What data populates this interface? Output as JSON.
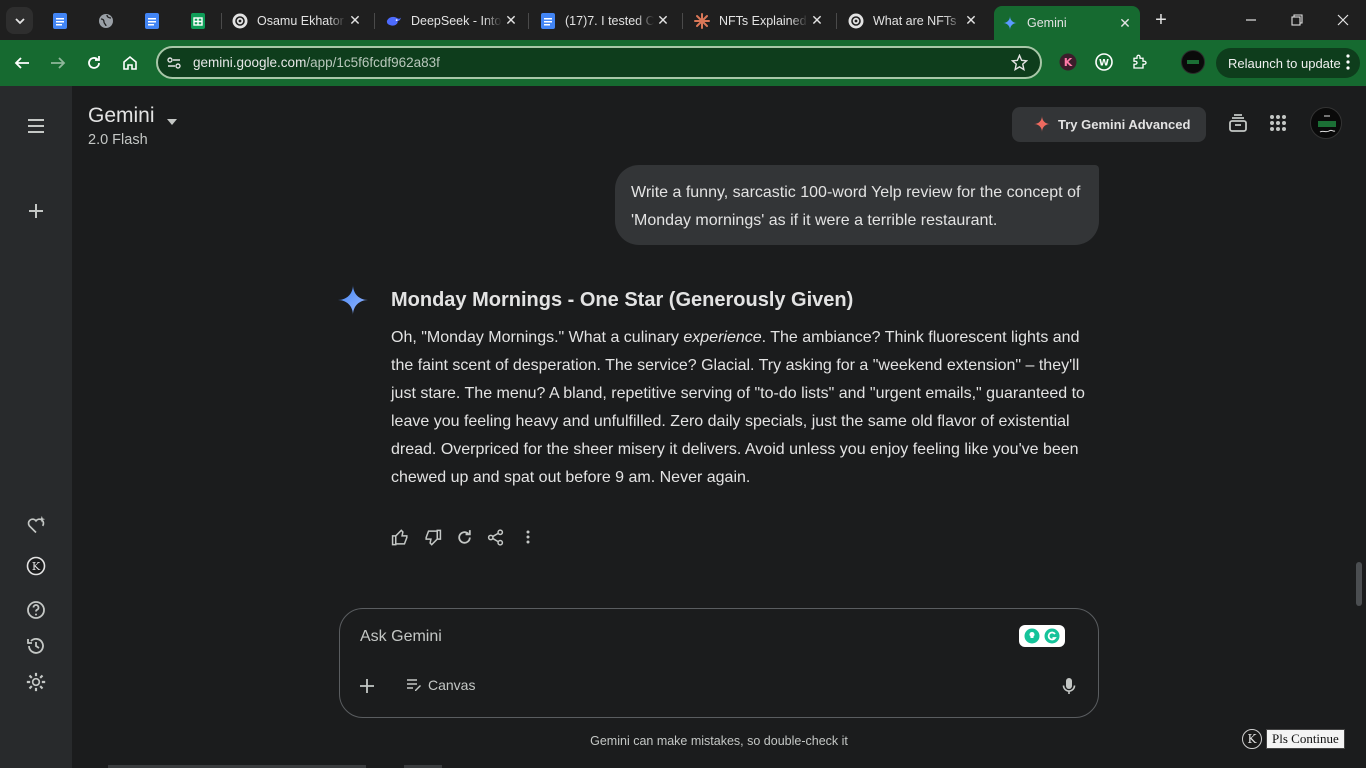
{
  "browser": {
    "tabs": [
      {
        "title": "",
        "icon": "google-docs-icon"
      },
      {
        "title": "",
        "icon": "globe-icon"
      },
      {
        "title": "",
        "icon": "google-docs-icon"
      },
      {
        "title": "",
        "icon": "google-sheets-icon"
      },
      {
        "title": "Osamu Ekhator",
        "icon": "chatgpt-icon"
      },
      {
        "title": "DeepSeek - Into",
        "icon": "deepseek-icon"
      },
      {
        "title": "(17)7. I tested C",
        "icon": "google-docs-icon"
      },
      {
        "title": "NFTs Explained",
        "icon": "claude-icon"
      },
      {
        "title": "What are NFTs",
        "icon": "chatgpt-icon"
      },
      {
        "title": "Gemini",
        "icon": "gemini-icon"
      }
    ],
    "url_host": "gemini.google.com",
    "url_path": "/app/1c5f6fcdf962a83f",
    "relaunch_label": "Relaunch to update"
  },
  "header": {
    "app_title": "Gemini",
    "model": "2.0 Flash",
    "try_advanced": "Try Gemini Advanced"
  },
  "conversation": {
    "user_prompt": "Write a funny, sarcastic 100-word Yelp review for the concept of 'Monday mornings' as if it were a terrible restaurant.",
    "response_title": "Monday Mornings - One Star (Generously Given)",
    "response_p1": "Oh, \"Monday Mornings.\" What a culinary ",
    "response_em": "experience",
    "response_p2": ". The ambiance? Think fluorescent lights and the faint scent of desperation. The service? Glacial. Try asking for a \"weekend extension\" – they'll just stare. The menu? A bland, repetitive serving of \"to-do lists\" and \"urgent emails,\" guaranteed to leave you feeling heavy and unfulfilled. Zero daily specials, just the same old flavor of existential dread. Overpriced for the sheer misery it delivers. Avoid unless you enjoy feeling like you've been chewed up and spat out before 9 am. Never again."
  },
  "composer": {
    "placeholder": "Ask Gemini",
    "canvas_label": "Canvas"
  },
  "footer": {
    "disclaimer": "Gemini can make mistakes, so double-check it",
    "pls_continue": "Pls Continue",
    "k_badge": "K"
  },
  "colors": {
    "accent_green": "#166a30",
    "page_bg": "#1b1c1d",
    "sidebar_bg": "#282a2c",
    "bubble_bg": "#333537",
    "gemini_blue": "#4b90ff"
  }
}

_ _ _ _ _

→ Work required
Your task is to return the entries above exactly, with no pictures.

→ Answer space
What data populates this interface? Output as JSON.
{
  "browser": {
    "tabs": [
      {
        "title": "",
        "icon": "google-docs-icon"
      },
      {
        "title": "",
        "icon": "globe-icon"
      },
      {
        "title": "",
        "icon": "google-docs-icon"
      },
      {
        "title": "",
        "icon": "google-sheets-icon"
      },
      {
        "title": "Osamu Ekhator",
        "icon": "chatgpt-icon"
      },
      {
        "title": "DeepSeek - Into",
        "icon": "deepseek-icon"
      },
      {
        "title": "(17)7. I tested C",
        "icon": "google-docs-icon"
      },
      {
        "title": "NFTs Explained",
        "icon": "claude-icon"
      },
      {
        "title": "What are NFTs",
        "icon": "chatgpt-icon"
      },
      {
        "title": "Gemini",
        "icon": "gemini-icon"
      }
    ],
    "url_host": "gemini.google.com",
    "url_path": "/app/1c5f6fcdf962a83f",
    "relaunch_label": "Relaunch to update"
  },
  "header": {
    "app_title": "Gemini",
    "model": "2.0 Flash",
    "try_advanced": "Try Gemini Advanced"
  },
  "conversation": {
    "user_prompt": "Write a funny, sarcastic 100-word Yelp review for the concept of 'Monday mornings' as if it were a terrible restaurant.",
    "response_title": "Monday Mornings - One Star (Generously Given)",
    "response_p1": "Oh, \"Monday Mornings.\" What a culinary ",
    "response_em": "experience",
    "response_p2": ". The ambiance? Think fluorescent lights and the faint scent of desperation. The service? Glacial. Try asking for a \"weekend extension\" – they'll just stare. The menu? A bland, repetitive serving of \"to-do lists\" and \"urgent emails,\" guaranteed to leave you feeling heavy and unfulfilled. Zero daily specials, just the same old flavor of existential dread. Overpriced for the sheer misery it delivers. Avoid unless you enjoy feeling like you've been chewed up and spat out before 9 am. Never again."
  },
  "composer": {
    "placeholder": "Ask Gemini",
    "canvas_label": "Canvas"
  },
  "footer": {
    "disclaimer": "Gemini can make mistakes, so double-check it",
    "pls_continue": "Pls Continue",
    "k_badge": "K"
  },
  "colors": {
    "accent_green": "#166a30",
    "page_bg": "#1b1c1d",
    "sidebar_bg": "#282a2c",
    "bubble_bg": "#333537",
    "gemini_blue": "#4b90ff"
  }
}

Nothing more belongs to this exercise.